Back To Top

Banks’ lending rates inch up amid tighter household debt control



Bank automated teller machines at a building in Seoul (Yonhap)
Bank automated teller machines at a building in Seoul (Yonhap)
Amid growing pressure from the government’s tightened grip on soaring household debt, South Korean banks’ lending rates sharply edged up in recent months, data showed Sunday. 

The adjustable rate charged on mortgage loans extended by the nation’s four major banks -- KB Kookmin Bank, Shinhan, Hana and Woori -- remained between 2.80 percent and 4.30 percent, as of Friday. Both the bottom and upper ends of the range rose 0.5 percentage point from 2.35 to 3.88 percent estimated in June, industry data showed.

The rate for unsecured loans was between 3.00 and 4.05 percent, up 0.43 percentage point from the 2.564-3.62 percent rage at the end of May.

The banks appeared to either have raised the “additional interest rate,” which is placed on borrowers depending on their credibility or reduced the “special discount interest rates,” applied to those with ability to repay on time, industry sources said. 

The move came as the financial authorities have strengthened supervision of snowballing household debts spurred by ample liquidity and a bubble in asset markets.

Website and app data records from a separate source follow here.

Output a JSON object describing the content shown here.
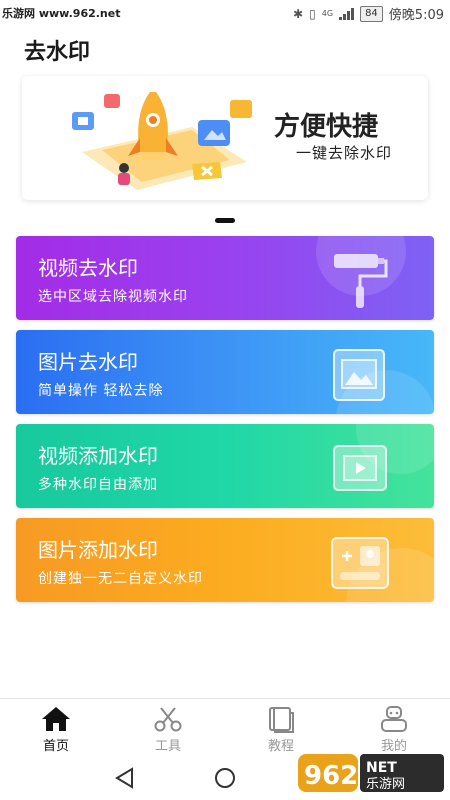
{
  "status_bar": {
    "watermark": "乐游网 www.962.net",
    "network": "4G",
    "battery": "84",
    "time": "傍晚5:09"
  },
  "header": {
    "title": "去水印"
  },
  "banner": {
    "title": "方便快捷",
    "subtitle": "一键去除水印"
  },
  "cards": [
    {
      "title": "视频去水印",
      "subtitle": "选中区域去除视频水印",
      "icon": "paint-roller-icon"
    },
    {
      "title": "图片去水印",
      "subtitle": "简单操作 轻松去除",
      "icon": "image-frame-icon"
    },
    {
      "title": "视频添加水印",
      "subtitle": "多种水印自由添加",
      "icon": "video-player-icon"
    },
    {
      "title": "图片添加水印",
      "subtitle": "创建独一无二自定义水印",
      "icon": "photo-add-icon"
    }
  ],
  "tabs": [
    {
      "label": "首页",
      "icon": "home-icon",
      "active": true
    },
    {
      "label": "工具",
      "icon": "scissors-icon",
      "active": false
    },
    {
      "label": "教程",
      "icon": "book-icon",
      "active": false
    },
    {
      "label": "我的",
      "icon": "robot-user-icon",
      "active": false
    }
  ],
  "colors": {
    "card_video_remove": "#9a41ef",
    "card_image_remove": "#3d93f5",
    "card_video_add": "#1fd7a7",
    "card_image_add": "#fcac20",
    "active_tab": "#111111",
    "inactive_tab": "#999999"
  },
  "corner_watermark": {
    "brand": "962",
    "suffix": "NET",
    "text": "乐游网"
  }
}
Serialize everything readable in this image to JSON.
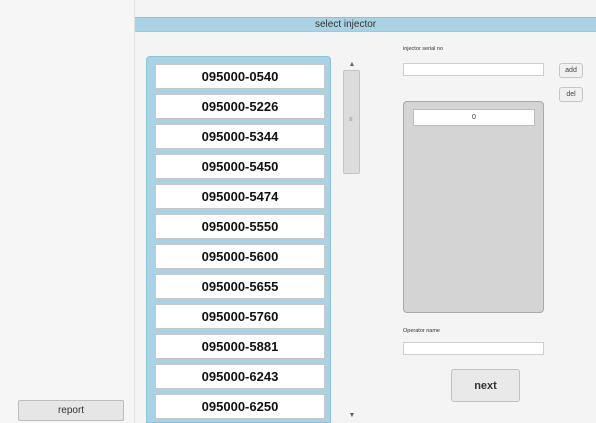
{
  "left": {
    "report_label": "report"
  },
  "header": {
    "title": "select injector"
  },
  "injector_list": {
    "items": [
      "095000-0540",
      "095000-5226",
      "095000-5344",
      "095000-5450",
      "095000-5474",
      "095000-5550",
      "095000-5600",
      "095000-5655",
      "095000-5760",
      "095000-5881",
      "095000-6243",
      "095000-6250"
    ]
  },
  "scrollbar": {
    "up": "▲",
    "grip": "≡",
    "down": "▼"
  },
  "serial": {
    "label": "injector serial no",
    "value": "",
    "add_label": "add",
    "del_label": "del"
  },
  "selected": {
    "count": "0"
  },
  "operator": {
    "label": "Operator name",
    "value": ""
  },
  "next_label": "next"
}
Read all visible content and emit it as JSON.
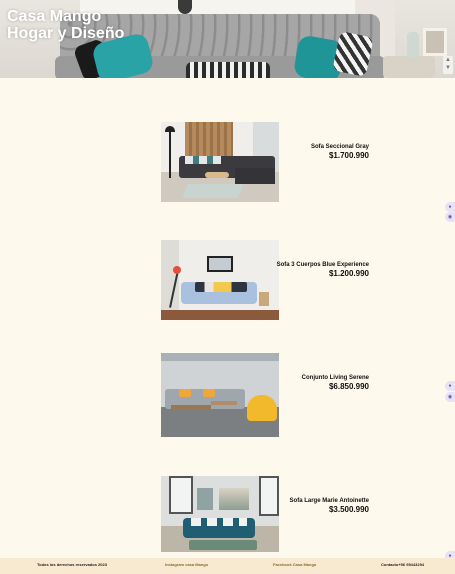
{
  "hero": {
    "title_line1": "Casa Mango",
    "title_line2": "Hogar y Diseño"
  },
  "products": [
    {
      "name": "Sofa Seccional Gray",
      "price": "$1.700.990"
    },
    {
      "name": "Sofa 3 Cuerpos Blue Experience",
      "price": "$1.200.990"
    },
    {
      "name": "Conjunto Living Serene",
      "price": "$6.850.990"
    },
    {
      "name": "Sofa Large Marie Antoinette",
      "price": "$3.500.990"
    }
  ],
  "footer": {
    "copyright": "Todos los derechos reservados 2023",
    "instagram": "Instagram casa Mango",
    "facebook": "Facebook Casa Mango",
    "contact": "Contacto+56 95443294"
  },
  "colors": {
    "page_background": "#fdf9ec",
    "footer_background": "#f7ead0",
    "link_color": "#8a6c2e"
  }
}
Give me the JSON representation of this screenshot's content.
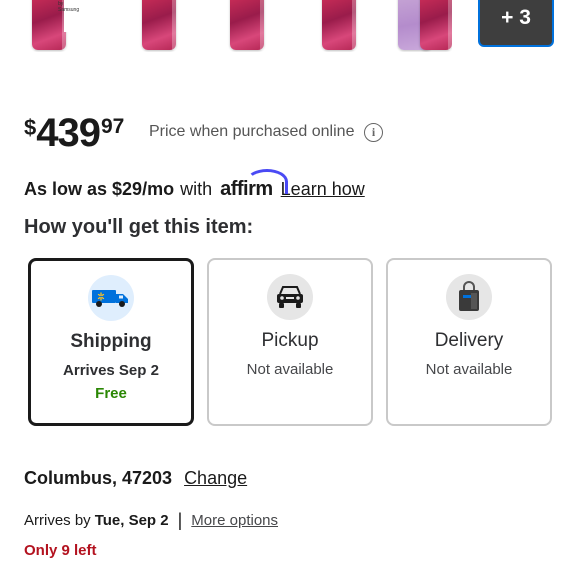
{
  "thumbnails": {
    "box_text": "by Samsung",
    "more_count": "+ 3"
  },
  "price": {
    "currency": "$",
    "whole": "439",
    "cents": "97",
    "note": "Price when purchased online",
    "info_icon": "info-icon"
  },
  "affirm": {
    "prefix": "As low as $29/mo",
    "with": "with",
    "logo": "affirm",
    "learn_how": "Learn how"
  },
  "fulfillment": {
    "title": "How you'll get this item:",
    "options": [
      {
        "label": "Shipping",
        "status": "Arrives Sep 2",
        "extra": "Free",
        "icon": "truck-icon",
        "selected": true
      },
      {
        "label": "Pickup",
        "status": "Not available",
        "icon": "car-icon",
        "selected": false
      },
      {
        "label": "Delivery",
        "status": "Not available",
        "icon": "bag-icon",
        "selected": false
      }
    ]
  },
  "location": {
    "text": "Columbus, 47203",
    "change": "Change"
  },
  "arrival": {
    "prefix": "Arrives by",
    "date": "Tue, Sep 2",
    "separator": "|",
    "more_options": "More options"
  },
  "stock": {
    "text": "Only 9 left"
  },
  "colors": {
    "accent": "#0071dc",
    "free": "#2a8703",
    "stock": "#b3121f",
    "affirm": "#4a4af4"
  }
}
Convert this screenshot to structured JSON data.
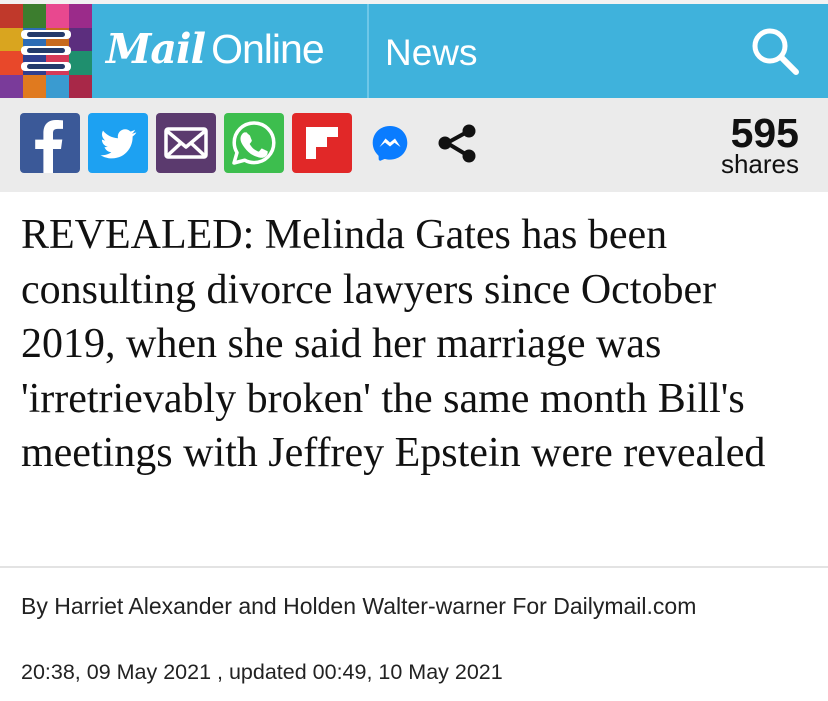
{
  "header": {
    "logo_mail": "Mail",
    "logo_online": "Online",
    "section": "News",
    "mosaic_colors": [
      "#c0392b",
      "#3c7d2e",
      "#e8488f",
      "#9b2b8a",
      "#d9a51f",
      "#2d6cb5",
      "#c86a1e",
      "#5c2e7e",
      "#e8482a",
      "#2f3f8f",
      "#d63a58",
      "#1f8f6e",
      "#7a3b9a",
      "#e07a1f",
      "#3a9bd0",
      "#a82848"
    ],
    "icons": {
      "menu": "hamburger-menu-icon",
      "search": "search-icon"
    }
  },
  "share": {
    "buttons": [
      {
        "name": "facebook",
        "icon": "facebook-icon",
        "color": "#3b5998"
      },
      {
        "name": "twitter",
        "icon": "twitter-icon",
        "color": "#1da1f2"
      },
      {
        "name": "email",
        "icon": "email-icon",
        "color": "#5b3a6e"
      },
      {
        "name": "whatsapp",
        "icon": "whatsapp-icon",
        "color": "#3dbe4e"
      },
      {
        "name": "flipboard",
        "icon": "flipboard-icon",
        "color": "#e12828"
      },
      {
        "name": "messenger",
        "icon": "messenger-icon",
        "color": "#0a7cff"
      },
      {
        "name": "more-share",
        "icon": "share-icon",
        "color": "#111111"
      }
    ],
    "count": "595",
    "count_label": "shares"
  },
  "article": {
    "headline": "REVEALED: Melinda Gates has been consulting divorce lawyers since October 2019, when she said her marriage was 'irretrievably broken' the same month Bill's meetings with Jeffrey Epstein were revealed",
    "byline_prefix": "By ",
    "author_1": "Harriet Alexander",
    "byline_and": " and ",
    "author_2": "Holden Walter-warner",
    "byline_suffix": " For Dailymail.com",
    "timestamp": "20:38, 09 May 2021 , updated 00:49, 10 May 2021"
  }
}
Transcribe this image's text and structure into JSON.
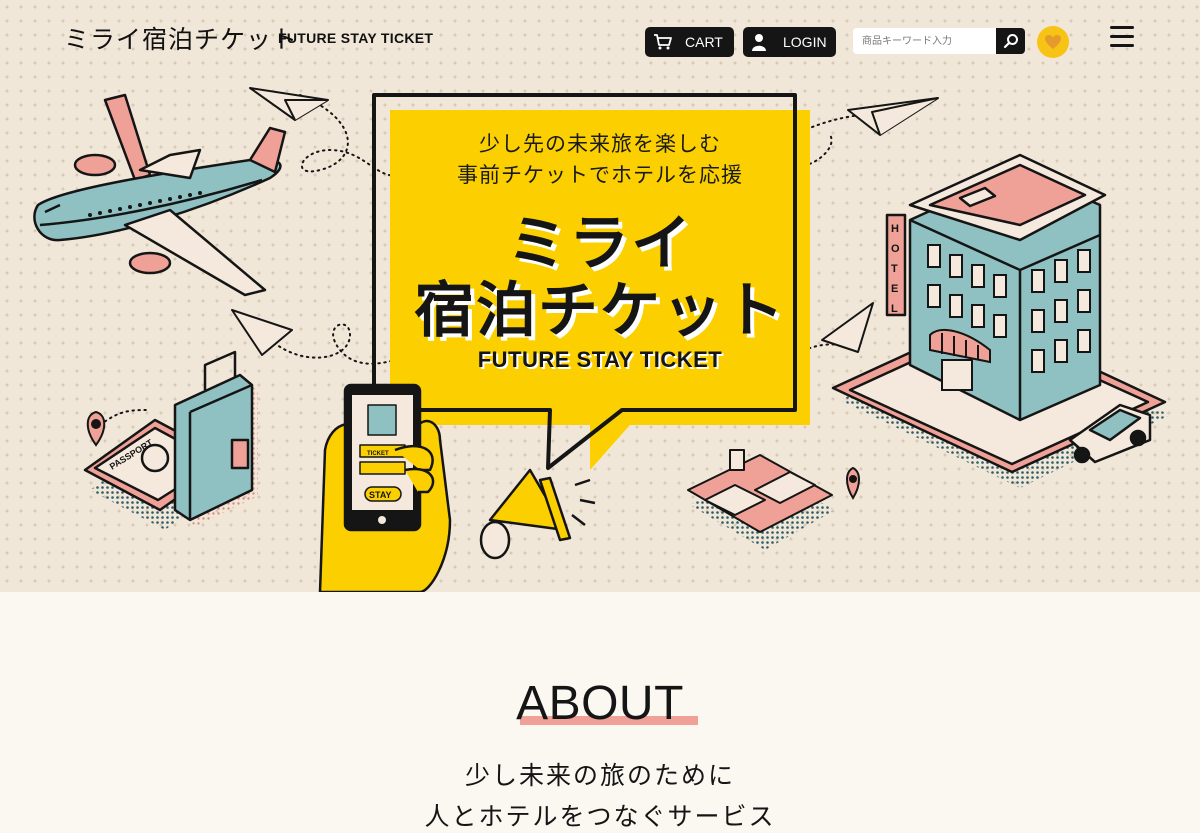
{
  "header": {
    "logo_jp": "ミライ宿泊チケット",
    "logo_en": "FUTURE STAY TICKET",
    "cart_label": "CART",
    "login_label": "LOGIN",
    "search_placeholder": "商品キーワード入力",
    "icons": [
      "cart-icon",
      "user-icon",
      "search-icon",
      "heart-icon",
      "hamburger-menu-icon"
    ]
  },
  "hero": {
    "tagline_1": "少し先の未来旅を楽しむ",
    "tagline_2": "事前チケットでホテルを応援",
    "title_line1": "ミライ",
    "title_line2": "宿泊チケット",
    "title_en": "FUTURE STAY TICKET",
    "illustration_labels": {
      "hotel_sign": "HOTEL",
      "passport": "PASSPORT",
      "phone_button": "STAY",
      "ticket": "TICKET"
    }
  },
  "about": {
    "title": "ABOUT",
    "line1": "少し未来の旅のために",
    "line2": "人とホテルをつなぐサービス"
  },
  "colors": {
    "accent_yellow": "#fcd000",
    "hero_bg": "#f1e7d9",
    "teal": "#8fc0c2",
    "pink": "#f0a197",
    "dark": "#151515"
  }
}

“The Financial Services Commission will make household debt management a top priority and mobilize all available policy means. We will continue to push ahead with measures to rein in soaring household debt that have already been announced without delay and prepare more policies, if needed,” said Koh Seung-beom, the new chairman of the policymaking FSC. 

The proportion of Korea’s household debt to its GDP came to 98.6 percent at the end of June last year. The level of household debt in Asia’s fourth-largest economy outstripped the global average of 63.7 percent and the average in advanced countries of 75.3 percent, data showed.

Meanwhile, as the authority has been on a high alert over household debt issue, commercial banks are expected to squeeze the extension of “jeonse” loans, placing heavier burdens on ordinary home-seekers.

Jeonse is a type of housing lease where a homeowner leases out a living space for a lump-sum deposit and returns the money when the renter moves out.

Shinhan Bank recently decided to raise its lending rates on jeonse loans by 0.2 percentage point, which currently hovers between 2.77 and 3.87 percent. The measure will drive up the rate to a maximum of 4 percent, a bank official said. 

By Choi Jae-hee (cjh@heraldcorp.com)
MOST POPULAR
LATEST NEWS
padcast
Korea Herald Youtube
subscribe